It comes after hundreds of disabled people protested outside of Epsom’s Laura Fergusson Trust rehabilitation centre over the weekend.

The centre provided rehabilitation for young people with disabilities to escape the confines of their homes in the company of others their age.

But it closed last year, claiming it was short of funds, leaving those depending on its services devastated.

However, Associate Minister of Health Ayesha Verrall told the House that financial support was offered to Laura Fergusson Trust.

“No discussion was able to be entered into, because the trust informed the Ministry of Health that its decision was final,” Verrall said.

“It’s always been our position that we would like to have further discussion with Laura Fergusson Trust."

1 NEWS has approached Laura Fergusson Trust for comment, but ACT’s Epsom MP David Seymour says they are refusing to answer any questions.
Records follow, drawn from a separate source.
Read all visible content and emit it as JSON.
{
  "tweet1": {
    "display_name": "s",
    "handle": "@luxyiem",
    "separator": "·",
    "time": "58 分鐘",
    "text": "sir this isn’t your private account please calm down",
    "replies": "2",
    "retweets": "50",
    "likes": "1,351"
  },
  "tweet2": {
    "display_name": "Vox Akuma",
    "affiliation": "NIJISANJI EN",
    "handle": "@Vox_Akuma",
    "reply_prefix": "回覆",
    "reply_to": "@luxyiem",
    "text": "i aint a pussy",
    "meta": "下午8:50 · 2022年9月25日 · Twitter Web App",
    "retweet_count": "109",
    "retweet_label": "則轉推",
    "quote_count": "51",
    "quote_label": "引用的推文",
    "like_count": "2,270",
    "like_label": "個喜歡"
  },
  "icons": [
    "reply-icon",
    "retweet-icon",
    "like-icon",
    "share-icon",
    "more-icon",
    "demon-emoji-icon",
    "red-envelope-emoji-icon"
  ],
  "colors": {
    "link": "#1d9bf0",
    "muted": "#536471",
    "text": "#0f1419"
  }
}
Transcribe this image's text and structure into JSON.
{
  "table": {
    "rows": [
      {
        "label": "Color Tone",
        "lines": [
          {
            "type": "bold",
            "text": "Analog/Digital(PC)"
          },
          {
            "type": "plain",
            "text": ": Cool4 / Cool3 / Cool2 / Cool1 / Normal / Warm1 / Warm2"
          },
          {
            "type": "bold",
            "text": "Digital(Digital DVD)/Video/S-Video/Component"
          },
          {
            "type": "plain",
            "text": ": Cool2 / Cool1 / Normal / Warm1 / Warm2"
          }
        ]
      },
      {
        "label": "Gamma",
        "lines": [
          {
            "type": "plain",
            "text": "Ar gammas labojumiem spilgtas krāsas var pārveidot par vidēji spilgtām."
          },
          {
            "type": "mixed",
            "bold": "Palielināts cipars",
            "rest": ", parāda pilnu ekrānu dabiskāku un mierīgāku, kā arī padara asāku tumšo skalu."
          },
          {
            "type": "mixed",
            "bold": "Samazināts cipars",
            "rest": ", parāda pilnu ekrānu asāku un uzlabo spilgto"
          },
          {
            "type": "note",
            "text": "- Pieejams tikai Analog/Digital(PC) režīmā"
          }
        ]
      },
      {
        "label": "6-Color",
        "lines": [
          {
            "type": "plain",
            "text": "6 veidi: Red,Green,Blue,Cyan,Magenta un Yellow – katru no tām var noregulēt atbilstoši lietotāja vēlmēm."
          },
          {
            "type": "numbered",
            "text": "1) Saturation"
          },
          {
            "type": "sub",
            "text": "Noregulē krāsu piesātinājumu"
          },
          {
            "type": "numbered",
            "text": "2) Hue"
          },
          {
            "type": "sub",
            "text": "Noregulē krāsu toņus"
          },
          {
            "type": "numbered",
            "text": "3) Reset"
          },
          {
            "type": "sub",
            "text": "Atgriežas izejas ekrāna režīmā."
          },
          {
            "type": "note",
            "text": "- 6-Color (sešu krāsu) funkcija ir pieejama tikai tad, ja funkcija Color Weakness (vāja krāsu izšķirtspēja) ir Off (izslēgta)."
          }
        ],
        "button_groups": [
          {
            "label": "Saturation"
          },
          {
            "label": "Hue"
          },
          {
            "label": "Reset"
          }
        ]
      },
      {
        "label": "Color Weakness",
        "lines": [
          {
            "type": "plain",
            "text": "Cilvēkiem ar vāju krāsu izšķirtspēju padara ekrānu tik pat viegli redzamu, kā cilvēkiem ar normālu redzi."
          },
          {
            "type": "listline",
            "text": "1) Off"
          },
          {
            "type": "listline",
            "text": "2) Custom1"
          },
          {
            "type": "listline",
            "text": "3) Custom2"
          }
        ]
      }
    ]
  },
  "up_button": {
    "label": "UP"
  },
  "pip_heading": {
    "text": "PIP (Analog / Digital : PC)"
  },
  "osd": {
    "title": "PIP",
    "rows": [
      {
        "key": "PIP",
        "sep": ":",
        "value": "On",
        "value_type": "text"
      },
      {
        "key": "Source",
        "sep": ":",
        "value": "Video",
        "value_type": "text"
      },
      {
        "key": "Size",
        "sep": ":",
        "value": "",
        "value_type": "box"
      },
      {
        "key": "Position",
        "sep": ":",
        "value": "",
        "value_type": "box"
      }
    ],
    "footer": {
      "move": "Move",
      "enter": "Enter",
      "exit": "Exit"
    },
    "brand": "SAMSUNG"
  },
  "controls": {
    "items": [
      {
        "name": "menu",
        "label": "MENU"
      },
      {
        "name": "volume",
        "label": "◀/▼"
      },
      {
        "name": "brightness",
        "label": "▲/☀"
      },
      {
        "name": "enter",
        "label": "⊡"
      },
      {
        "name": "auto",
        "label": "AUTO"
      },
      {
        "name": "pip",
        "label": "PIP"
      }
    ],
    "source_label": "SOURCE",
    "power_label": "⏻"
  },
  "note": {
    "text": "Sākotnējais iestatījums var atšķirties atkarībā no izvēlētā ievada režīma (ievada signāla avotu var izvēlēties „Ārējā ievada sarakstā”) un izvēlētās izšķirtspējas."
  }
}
“It makes no sense that the trust isn’t doing everything it can to save this centre. It needs to be up front with the community about why it’s not fighting for its residents,” Seymour said.

“I’m asking them to get back to the table with the Ministry of Health and fight for the disabled community.”

After breaking her neck when she fell from a horse, Malthus become tetraplegic and resided at the rehabilitation centre.

“After my stay at hospital I had to go somewhere because my house wasn’t wheelchair accessible, so I went to Laura Fergusson, which is where they’re closing now," Malthus said. "And so now that they’ve closed the centre they’re going to send people in my position to rest homes."

The 23-year-old said she feels “very uncomfortable” with people accepting sending young people with disabilities to a rest home.

“The physical care and rehab that you get in a place like Laura Fergusson, which is there specifically for rehab, is completely different to the physical care you’d get in a rest home,” Malthus said.

“I think it’s really inappropriate that young people are being sent to rest homes when we’re already dealing with acquiring a disability or having lived, or being born with a long-term disability."

Malthus flew from Auckland to deliver the petition to David Seymour today at Parliament.

“It’s a cause that means a lot to me because it affected me personally and I know that it's going to effect other people so much if they don’t keep the centre open,” she said.